12. If you ever had a shore-based role, what would you miss the most about working at sea?

I would miss the natural clean air and also the sense of adventure that comes with working at sea. It is maybe a bit ironic in view of my answer at 6 above, but I would probably also miss shore leave. I would certainly miss understanding different people and their thoughts, and increasing the number of social groups and individual friends.

13. Share something interesting about yourself that we might not know

After the competitive West Bengal Joint Entrance Examination, and also what used to be called the All India Engineering Entrance Examination, I was offered a place to study for a B.Tech in Information Technology at several institutions, including the University of Burdwan and NIT Durgapur, but I declined those and kept to Marine Engineering, as I preferred, and still prefer, a career involving natural adventure and the enjoyment of travelling the globe while at work.

14. Is there a particular moment or accomplishment at sea that left a lasting impression on you?

I always particularly enjoy the crew gatherings at parties like birthdays and Christmas, and other such events.

15. What specific skills or qualities do you believe make a successful engineer on board, and how have you developed or refined these traits throughout your career?

I think the most important things at the workplace are punctuality, sincerity and obeying senior people, and also showing cooperation, politeness, helpfulness, enthusiasm and motivation.

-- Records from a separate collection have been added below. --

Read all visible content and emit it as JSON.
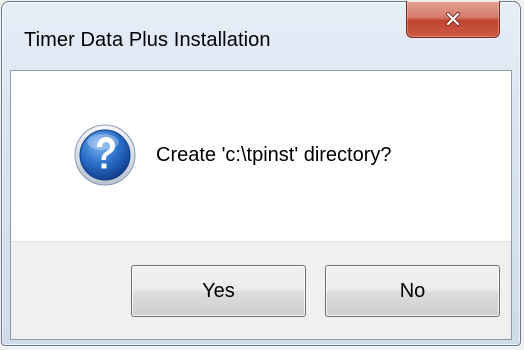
{
  "window": {
    "title": "Timer Data Plus Installation",
    "close_icon": "close-icon"
  },
  "message": {
    "icon": "question-icon",
    "text": "Create 'c:\\tpinst' directory?"
  },
  "buttons": {
    "yes_label": "Yes",
    "no_label": "No"
  },
  "colors": {
    "close_button": "#c1442f",
    "question_icon": "#1f5fb8"
  }
}
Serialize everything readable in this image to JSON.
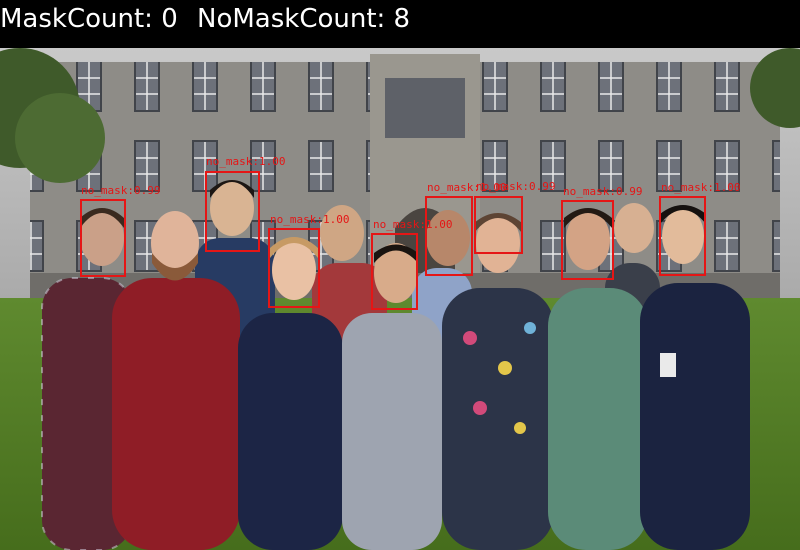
{
  "counter_bar": {
    "mask_count_text": "MaskCount: 0",
    "no_mask_count_text": "NoMaskCount: 8"
  },
  "detections": [
    {
      "label": "no_mask:0.99"
    },
    {
      "label": "no_mask:1.00"
    },
    {
      "label": "no_mask:1.00"
    },
    {
      "label": "no_mask:1.00"
    },
    {
      "label": "no_mask:1.00"
    },
    {
      "label": "no_mask:0.99"
    },
    {
      "label": "no_mask:0.99"
    },
    {
      "label": "no_mask:1.00"
    }
  ],
  "colors": {
    "box": "#e51616",
    "bar_bg": "#000000",
    "bar_text": "#ffffff"
  }
}
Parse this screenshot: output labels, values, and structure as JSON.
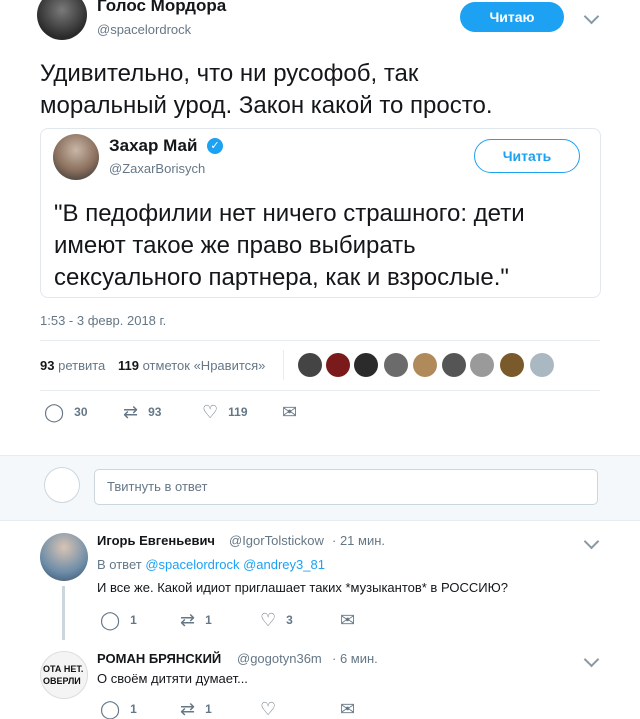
{
  "author": {
    "name": "Голос Мордора",
    "handle": "@spacelordrock",
    "follow_label": "Читаю"
  },
  "tweet": {
    "text_line1": "Удивительно, что ни русофоб, так",
    "text_line2": "моральный урод. Закон какой то просто.",
    "timestamp": "1:53 - 3 февр. 2018 г."
  },
  "quoted": {
    "name": "Захар Май",
    "handle": "@ZaxarBorisych",
    "follow_label": "Читать",
    "verified": true,
    "text_line1": "\"В педофилии нет ничего страшного: дети",
    "text_line2": "имеют такое же право выбирать",
    "text_line3": "сексуального партнера, как и взрослые.\""
  },
  "stats": {
    "retweets_count": "93",
    "retweets_label": "ретвита",
    "likes_count": "119",
    "likes_label": "отметок «Нравится»"
  },
  "actions": {
    "replies": "30",
    "retweets": "93",
    "likes": "119"
  },
  "reply_box": {
    "placeholder": "Твитнуть в ответ"
  },
  "replies": [
    {
      "name": "Игорь Евгеньевич",
      "handle": "@IgorTolstickow",
      "time": "· 21 мин.",
      "in_reply_prefix": "В ответ",
      "mention1": "@spacelordrock",
      "mention2": "@andrey3_81",
      "text": "И все же. Какой идиот приглашает таких *музыкантов* в РОССИЮ?",
      "replies": "1",
      "retweets": "1",
      "likes": "3"
    },
    {
      "name": "РОМАН БРЯНСКИЙ",
      "handle": "@gogotyn36m",
      "time": "· 6 мин.",
      "avatar_text_1": "ОТА НЕТ.",
      "avatar_text_2": "ОВЕРЛИ",
      "text": "О своём дитяти думает...",
      "replies": "1",
      "retweets": "1",
      "likes": ""
    }
  ],
  "colors": {
    "accent": "#1da1f2",
    "muted": "#657786",
    "border": "#e6ecf0",
    "verified": "#1da1f2"
  }
}
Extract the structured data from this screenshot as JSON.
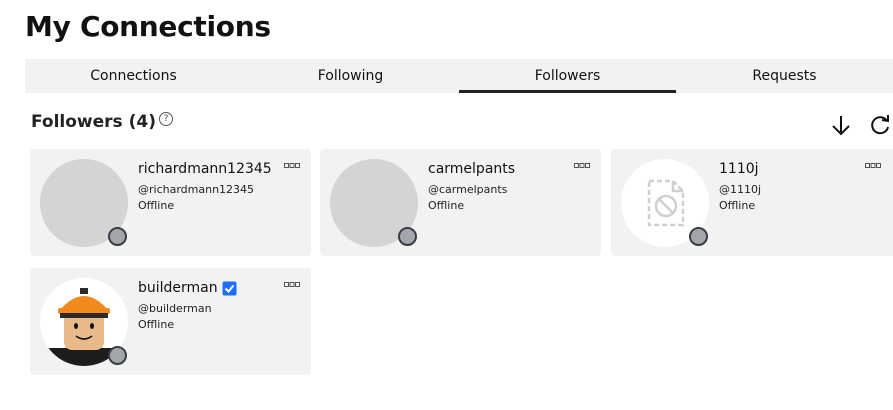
{
  "page": {
    "title": "My Connections"
  },
  "tabs": [
    {
      "label": "Connections",
      "active": false
    },
    {
      "label": "Following",
      "active": false
    },
    {
      "label": "Followers",
      "active": true
    },
    {
      "label": "Requests",
      "active": false
    }
  ],
  "section": {
    "title": "Followers (4)",
    "help_icon": "?"
  },
  "toolbar": {
    "download_icon": "download-arrow-icon",
    "refresh_icon": "refresh-icon"
  },
  "followers": [
    {
      "name": "richardmann12345",
      "handle": "@richardmann12345",
      "status": "Offline",
      "avatar": "blank-gray",
      "verified": false
    },
    {
      "name": "carmelpants",
      "handle": "@carmelpants",
      "status": "Offline",
      "avatar": "blank-gray",
      "verified": false
    },
    {
      "name": "1110j",
      "handle": "@1110j",
      "status": "Offline",
      "avatar": "unavailable-image",
      "verified": false
    },
    {
      "name": "builderman",
      "handle": "@builderman",
      "status": "Offline",
      "avatar": "builderman-avatar",
      "verified": true
    }
  ],
  "colors": {
    "card_bg": "#f2f2f3",
    "status_offline": "#a3a6ab",
    "verified_badge": "#1e6fff",
    "active_tab_underline": "#222222"
  }
}
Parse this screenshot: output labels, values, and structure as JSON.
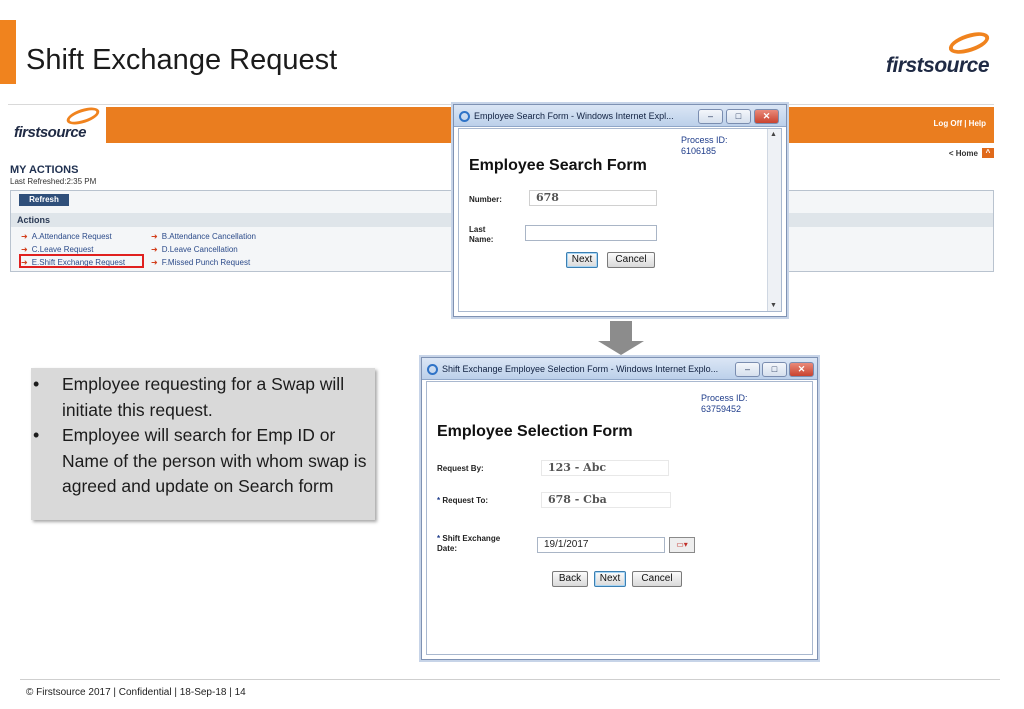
{
  "slide": {
    "title": "Shift Exchange Request",
    "brand": "firstsource",
    "footer": "© Firstsource 2017 | Confidential | 18-Sep-18 | 14"
  },
  "portal": {
    "brand": "firstsource",
    "top_links": "Log Off | Help",
    "home_link": "< Home",
    "my_actions": "MY ACTIONS",
    "last_refreshed": "Last Refreshed:2:35 PM",
    "refresh_button": "Refresh",
    "actions_heading": "Actions",
    "actions": [
      "A.Attendance Request",
      "B.Attendance Cancellation",
      "C.Leave Request",
      "D.Leave Cancellation",
      "E.Shift Exchange Request",
      "F.Missed Punch Request"
    ]
  },
  "search_window": {
    "title": "Employee Search Form - Windows Internet Expl...",
    "process_label": "Process ID:",
    "process_id": "6106185",
    "form_title": "Employee Search Form",
    "number_label": "Number:",
    "number_value": "678",
    "lastname_label": "Last Name:",
    "lastname_value": "",
    "next_button": "Next",
    "cancel_button": "Cancel"
  },
  "selection_window": {
    "title": "Shift Exchange Employee Selection Form - Windows Internet Explo...",
    "process_label": "Process ID:",
    "process_id": "63759452",
    "form_title": "Employee Selection Form",
    "request_by_label": "Request By:",
    "request_by_value": "123 - Abc",
    "request_to_label": "Request To:",
    "request_to_value": "678 - Cba",
    "shift_date_label_1": "Shift Exchange",
    "shift_date_label_2": "Date:",
    "shift_date_value": "19/1/2017",
    "back_button": "Back",
    "next_button": "Next",
    "cancel_button": "Cancel"
  },
  "bullets": [
    "Employee requesting for a Swap will initiate this request.",
    "Employee will search for Emp ID or Name of the person with whom swap is agreed and update on Search form"
  ],
  "colors": {
    "accent_orange": "#f0831e",
    "portal_orange": "#ea7d1f",
    "link_blue": "#2c4b8a",
    "highlight_red": "#e0201f"
  }
}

More specifically as regards skills, you also need a balance of logical reasoning and creativity and an aptitude for problem-solving, together with discipline and ability in leadership and teamwork, allied to a passion for learning. All of these are good qualities generally, and especially so for a successful engineer, and I hope and think that I have them and am developing them.

woman marine engineer working on ship engine room

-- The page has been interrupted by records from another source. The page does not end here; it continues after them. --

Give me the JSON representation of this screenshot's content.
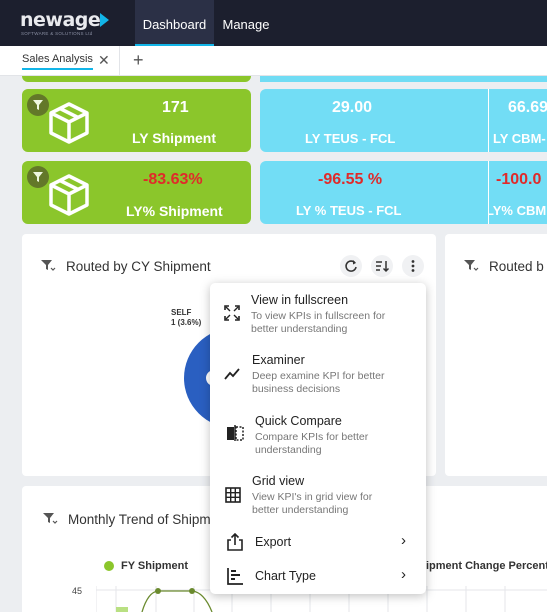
{
  "header": {
    "logo_text": "newage",
    "logo_subtitle": "SOFTWARE & SOLUTIONS Ltd",
    "tabs": [
      {
        "label": "Dashboard",
        "active": true
      },
      {
        "label": "Manage",
        "active": false
      }
    ],
    "accent_color": "#12b5e8"
  },
  "subtabs": {
    "items": [
      {
        "label": "Sales Analysis"
      }
    ],
    "add_symbol": "+",
    "close_symbol": "✕"
  },
  "kpis": [
    {
      "value": "171",
      "label": "LY Shipment",
      "type": "green",
      "icon": "package-icon"
    },
    {
      "value": "29.00",
      "label": "LY TEUS - FCL",
      "type": "cyan"
    },
    {
      "value": "66.69",
      "label": "LY CBM-",
      "type": "cyan"
    },
    {
      "value": "-83.63%",
      "label": "LY% Shipment",
      "type": "green",
      "negative": true,
      "icon": "package-icon"
    },
    {
      "value": "-96.55 %",
      "label": "LY % TEUS - FCL",
      "type": "cyan",
      "negative": true
    },
    {
      "value": "-100.0",
      "label": "LY% CBM",
      "type": "cyan",
      "negative": true
    }
  ],
  "colors": {
    "green": "#8bc62b",
    "cyan": "#72ddf5",
    "negative": "#e02a2a",
    "pie_blue": "#2a5fc1"
  },
  "cards": {
    "routed": {
      "title": "Routed by CY Shipment",
      "pie_label_line1": "SELF",
      "pie_label_line2": "1 (3.6%)",
      "refresh_icon": "refresh-icon",
      "sort_icon": "sort-icon",
      "more_icon": "more-vertical-icon"
    },
    "routed_partial": {
      "title": "Routed b"
    },
    "monthly": {
      "title": "Monthly Trend of Shipm",
      "legend": [
        {
          "label": "FY Shipment"
        },
        {
          "label": "ipment Change Percent"
        }
      ],
      "y_tick": "45"
    }
  },
  "menu": {
    "items": [
      {
        "title": "View in fullscreen",
        "desc": "To view KPIs in fullscreen for better understanding",
        "icon": "fullscreen-icon"
      },
      {
        "title": "Examiner",
        "desc": "Deep examine KPI for better business decisions",
        "icon": "trend-line-icon"
      },
      {
        "title": "Quick Compare",
        "desc": "Compare KPIs for better understanding",
        "icon": "compare-icon"
      },
      {
        "title": "Grid view",
        "desc": "View KPI's in grid view for better understanding",
        "icon": "grid-icon"
      },
      {
        "title": "Export",
        "icon": "export-icon",
        "submenu": true
      },
      {
        "title": "Chart Type",
        "icon": "chart-type-icon",
        "submenu": true
      }
    ]
  }
}
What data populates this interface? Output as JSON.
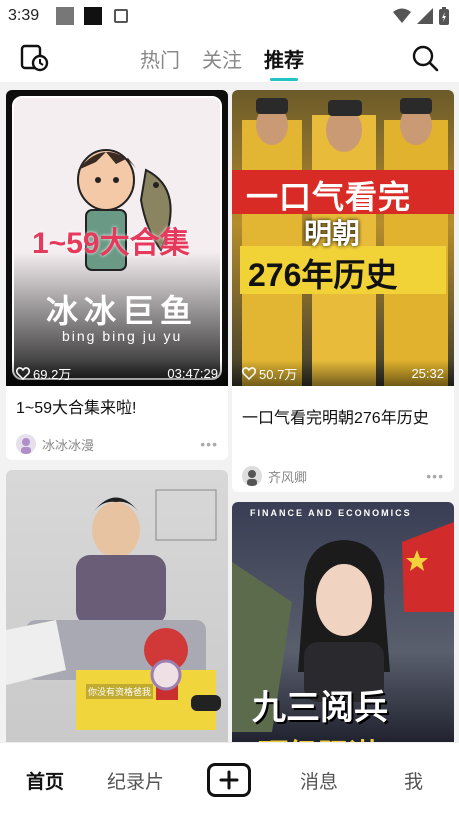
{
  "status": {
    "time": "3:39"
  },
  "tabs": [
    {
      "label": "热门",
      "active": false
    },
    {
      "label": "关注",
      "active": false
    },
    {
      "label": "推荐",
      "active": true
    }
  ],
  "cards": [
    {
      "thumb_title": "1~59大合集",
      "thumb_subtitle": "冰冰巨鱼",
      "thumb_pinyin": "bing bing ju yu",
      "likes": "69.2万",
      "duration": "03:47:29",
      "title": "1~59大合集来啦!",
      "author": "冰冰冰漫"
    },
    {
      "thumb_line1": "一口气看完",
      "thumb_line2": "明朝",
      "thumb_line3": "276年历史",
      "likes": "50.7万",
      "duration": "25:32",
      "title": "一口气看完明朝276年历史",
      "author": "齐风卿"
    },
    {
      "caption": "你没有资格爸我"
    },
    {
      "header": "FINANCE AND ECONOMICS",
      "thumb_title": "九三阅兵",
      "thumb_title_partial": "顶级阳谋"
    }
  ],
  "more_glyph": "•••",
  "nav": [
    {
      "label": "首页",
      "active": true
    },
    {
      "label": "纪录片",
      "active": false
    },
    {
      "label": "消息",
      "active": false
    },
    {
      "label": "我",
      "active": false
    }
  ],
  "colors": {
    "accent": "#22c3c3",
    "background": "#f2f2f2"
  }
}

16. How do you foresee technological advancements shaping the future of the maritime industry and, more specifically, your role as an Engineer on board?

Digitization, sensors and automated processes are leading to optimised energy use, fuel efficiency, vessel performance and condition monitoring. As an Engineer on board, I see these developments becoming increasingly important in keeping a good lookout on fuel consumption, and it will be vital to keep updated on the latest technologies, and regularly to review all relevant maritime incidents and near misses and learn from those and share that learning among crew and shore-based colleagues.

17. What career advice would you give to anyone considering a career at sea and also to young female seafarers?

I would advise all youngsters always to set their sights as high as possible, whether as part of the Deck or Engine Room team, and to work really hard and diligently. They should not let homesickness worry them, and should each instead concentrate on being a good learner, from both formal tutoring and their superiors, and of course always follow the work instructions they are given promptly and fully. The requisite sea time has to be completed, so people can qualify for their next round of examinations, and I think it is especially important that female seafarers keep on with this without breaking off, and so maintain the continuity that will help to answer any remaining doubters in the industry. Then, subject to opportunity and ability, higher rank, and even that of Chief Engineer or Master, might be attained. Later on, if they want, people might switch to shore-based opportunities, and I would hope to see more and more female seafarers following this path.